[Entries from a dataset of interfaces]
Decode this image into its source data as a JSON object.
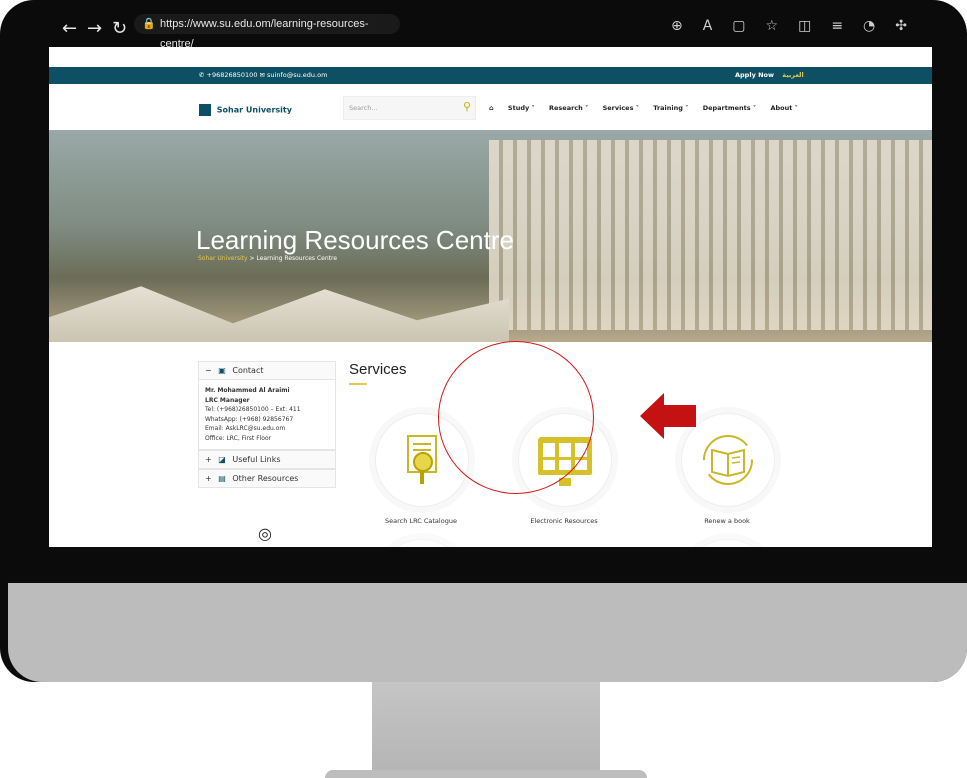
{
  "browser": {
    "url": "https://www.su.edu.om/learning-resources-centre/",
    "nav_icons": [
      "back-arrow-icon",
      "forward-arrow-icon",
      "reload-icon"
    ],
    "tool_icons": [
      "zoom-icon",
      "read-aloud-icon",
      "tab-icon",
      "favorite-star-icon",
      "split-icon",
      "favorites-list-icon",
      "collections-icon",
      "extensions-icon"
    ]
  },
  "topbar": {
    "contact": "✆ +96826850100  ✉ suinfo@su.edu.om",
    "apply": "Apply Now",
    "arabic": "العربية"
  },
  "header": {
    "logo_text": "Sohar University",
    "search_placeholder": "Search...",
    "menu": [
      "Study ˅",
      "Research ˅",
      "Services ˅",
      "Training ˅",
      "Departments ˅",
      "About ˅"
    ]
  },
  "hero": {
    "title": "Learning Resources Centre",
    "crumb_root": "Sohar University",
    "crumb_current": "> Learning Resources Centre"
  },
  "sidebar": {
    "contact_label": "Contact",
    "name": "Mr. Mohammed Al Araimi",
    "role": "LRC Manager",
    "tel": "Tel: (+968)26850100 – Ext: 411",
    "whatsapp": "WhatsApp: (+968) 92856767",
    "email": "Email: AskLRC@su.edu.om",
    "office": "Office: LRC, First Floor",
    "useful_links": "Useful Links",
    "other_resources": "Other Resources"
  },
  "services": {
    "title": "Services",
    "items": [
      "Search LRC Catalogue",
      "Electronic Resources",
      "Renew a book"
    ]
  },
  "colors": {
    "accent": "#e6c84b",
    "brand": "#0d4f63",
    "annotation": "#c41212"
  }
}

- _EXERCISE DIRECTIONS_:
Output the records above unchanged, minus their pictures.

- _REPLY TO THE TASK_:
Decode this image into its source data as a JSON object.
{
  "browser": {
    "url": "https://www.su.edu.om/learning-resources-centre/",
    "nav_icons": [
      "back-arrow-icon",
      "forward-arrow-icon",
      "reload-icon"
    ],
    "tool_icons": [
      "zoom-icon",
      "read-aloud-icon",
      "tab-icon",
      "favorite-star-icon",
      "split-icon",
      "favorites-list-icon",
      "collections-icon",
      "extensions-icon"
    ]
  },
  "topbar": {
    "contact": "✆ +96826850100  ✉ suinfo@su.edu.om",
    "apply": "Apply Now",
    "arabic": "العربية"
  },
  "header": {
    "logo_text": "Sohar University",
    "search_placeholder": "Search...",
    "menu": [
      "Study ˅",
      "Research ˅",
      "Services ˅",
      "Training ˅",
      "Departments ˅",
      "About ˅"
    ]
  },
  "hero": {
    "title": "Learning Resources Centre",
    "crumb_root": "Sohar University",
    "crumb_current": "> Learning Resources Centre"
  },
  "sidebar": {
    "contact_label": "Contact",
    "name": "Mr. Mohammed Al Araimi",
    "role": "LRC Manager",
    "tel": "Tel: (+968)26850100 – Ext: 411",
    "whatsapp": "WhatsApp: (+968) 92856767",
    "email": "Email: AskLRC@su.edu.om",
    "office": "Office: LRC, First Floor",
    "useful_links": "Useful Links",
    "other_resources": "Other Resources"
  },
  "services": {
    "title": "Services",
    "items": [
      "Search LRC Catalogue",
      "Electronic Resources",
      "Renew a book"
    ]
  },
  "colors": {
    "accent": "#e6c84b",
    "brand": "#0d4f63",
    "annotation": "#c41212"
  }
}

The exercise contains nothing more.